Our guests were Amanda Vu, Alex Tapley, and Guido Zarrella.

The music in this episode is brought to you by Truvio, Ooyy, Sarah the Instrumentalist, and West & Zander.

Copyright 2022 The MITRE Corporation.

MITRE: solving problems for a safer world.

Meet the Guests

Amanda Vu

Amanda Vu is a Lead Machine Learning Engineer in MITRE Labs’ AI and Autonomy Innovation center. Her background lies at the intersection between machine learning and computer vision, with a focus in their applications to autonomous systems. At MITRE, Amanda conducts research in robust and assured AI, investigating machine learning techniques like self-supervised representation learning, multi-task learning, and imitation learning, and how they can be applied to challenging, low-data scenarios. The cross-cutting machine learning capabilities developed through this research have been applied to domains ranging from autonomous perception systems to biometric pipelines. Amanda holds a M.S. in Computer Science from the University of California, Los Angeles, and a B.S. in Bioengineering from the University of California, Berkeley.

Alex Tapley

Alex Tapley is a machine learning engineer in the AI Security and Perception department at MITRE’s Artificial Intelligence and Autonomy Innovation Center. As a member of the Vision & Learning group, he focuses on AI and ML problems involving fields such as computer vision, reinforcement learning, and imitation learning. Prior to joining MITRE, he worked at the Air Force Research Lab and Army Research Lab researching reinforcement learning as a means for autonomous navigation and exploration, as well as GE Aviation as a software engineer programming modern flight management systems for aircraft. Most recently, he worked at the Kostas Research Institute for Homeland Security where he developed novel multi-modal data fusion algorithms for small object detection. Alex holds a B.S. in Computer Science and Computer Engineering from Northeastern University where he graduated in early 2021.

Guido Zarella

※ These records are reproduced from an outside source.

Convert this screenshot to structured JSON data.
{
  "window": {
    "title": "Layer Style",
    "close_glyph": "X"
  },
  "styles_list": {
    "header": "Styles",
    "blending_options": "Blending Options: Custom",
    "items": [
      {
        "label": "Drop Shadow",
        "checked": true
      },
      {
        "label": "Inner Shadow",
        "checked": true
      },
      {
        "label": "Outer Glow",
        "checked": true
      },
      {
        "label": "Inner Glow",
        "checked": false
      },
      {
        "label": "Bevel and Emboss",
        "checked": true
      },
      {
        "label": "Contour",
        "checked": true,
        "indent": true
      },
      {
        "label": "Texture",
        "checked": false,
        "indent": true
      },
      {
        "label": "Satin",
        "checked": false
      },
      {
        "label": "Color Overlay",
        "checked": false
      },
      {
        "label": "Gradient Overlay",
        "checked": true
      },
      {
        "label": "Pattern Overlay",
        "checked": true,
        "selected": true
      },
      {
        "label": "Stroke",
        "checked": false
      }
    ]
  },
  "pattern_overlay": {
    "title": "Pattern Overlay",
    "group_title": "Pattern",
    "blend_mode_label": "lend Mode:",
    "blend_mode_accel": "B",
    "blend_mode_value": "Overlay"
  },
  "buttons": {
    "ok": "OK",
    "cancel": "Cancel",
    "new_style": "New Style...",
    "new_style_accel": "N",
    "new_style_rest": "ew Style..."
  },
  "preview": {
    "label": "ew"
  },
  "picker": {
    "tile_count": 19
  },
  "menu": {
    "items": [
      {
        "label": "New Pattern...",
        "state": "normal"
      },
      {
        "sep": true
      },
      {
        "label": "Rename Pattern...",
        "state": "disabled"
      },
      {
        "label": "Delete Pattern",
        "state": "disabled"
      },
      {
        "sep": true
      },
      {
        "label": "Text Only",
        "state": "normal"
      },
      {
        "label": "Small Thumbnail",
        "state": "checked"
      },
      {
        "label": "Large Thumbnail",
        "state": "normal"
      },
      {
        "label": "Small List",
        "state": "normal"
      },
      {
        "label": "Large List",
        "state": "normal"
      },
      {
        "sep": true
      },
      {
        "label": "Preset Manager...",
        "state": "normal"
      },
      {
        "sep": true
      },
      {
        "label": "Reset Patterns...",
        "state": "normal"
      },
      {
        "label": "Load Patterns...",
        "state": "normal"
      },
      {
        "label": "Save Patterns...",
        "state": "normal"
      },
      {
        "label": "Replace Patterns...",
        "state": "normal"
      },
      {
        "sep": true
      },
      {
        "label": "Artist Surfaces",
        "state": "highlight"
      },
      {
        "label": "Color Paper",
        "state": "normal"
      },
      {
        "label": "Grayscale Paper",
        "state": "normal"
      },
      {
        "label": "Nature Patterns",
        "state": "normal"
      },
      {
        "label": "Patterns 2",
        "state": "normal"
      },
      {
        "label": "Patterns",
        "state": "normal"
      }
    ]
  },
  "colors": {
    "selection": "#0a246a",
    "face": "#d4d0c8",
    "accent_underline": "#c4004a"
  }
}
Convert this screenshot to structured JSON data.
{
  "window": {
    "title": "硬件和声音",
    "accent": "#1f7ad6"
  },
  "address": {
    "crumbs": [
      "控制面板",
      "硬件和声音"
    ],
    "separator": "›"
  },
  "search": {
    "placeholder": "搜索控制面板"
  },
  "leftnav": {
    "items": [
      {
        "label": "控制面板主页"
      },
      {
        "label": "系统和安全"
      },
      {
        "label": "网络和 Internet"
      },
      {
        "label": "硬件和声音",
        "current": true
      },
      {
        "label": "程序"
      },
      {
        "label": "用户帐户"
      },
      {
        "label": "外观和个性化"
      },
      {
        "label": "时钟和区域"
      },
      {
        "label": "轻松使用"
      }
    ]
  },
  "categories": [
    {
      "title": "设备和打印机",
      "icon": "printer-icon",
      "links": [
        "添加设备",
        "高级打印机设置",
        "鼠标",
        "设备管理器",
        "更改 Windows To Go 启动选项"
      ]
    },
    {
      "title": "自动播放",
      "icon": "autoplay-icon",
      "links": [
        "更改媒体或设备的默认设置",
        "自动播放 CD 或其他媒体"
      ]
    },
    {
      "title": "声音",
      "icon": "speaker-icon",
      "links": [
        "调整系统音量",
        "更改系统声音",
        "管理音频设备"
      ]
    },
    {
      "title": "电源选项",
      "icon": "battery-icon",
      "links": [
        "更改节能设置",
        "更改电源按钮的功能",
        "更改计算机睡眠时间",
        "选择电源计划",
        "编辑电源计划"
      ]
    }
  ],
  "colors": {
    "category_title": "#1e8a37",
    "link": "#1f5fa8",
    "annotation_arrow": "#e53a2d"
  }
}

Guido Zarrella is a Senior Principal Artificial Intelligence (AI) Engineer in MITRE Labs’ AI and Autonomy Innovation Center. He oversees the MITRE Innovation Program’s Decision Science R&D portfolio, which pursues mission-inspired applications of machine intelligence and enables decision-makers to anticipate opportunities and disrupt threats impacting our collective security, health, economy, and ecology. Guido joined MITRE in 2001 after earning a BS in Computer Science and Cognitive Science at Carnegie Mellon University. He is also the director of the Institute of Neuromorphic Engineering, a non-profit academic consortium which supports international research on neuromorphic theories, models, circuits, and systems for brain-inspired computation.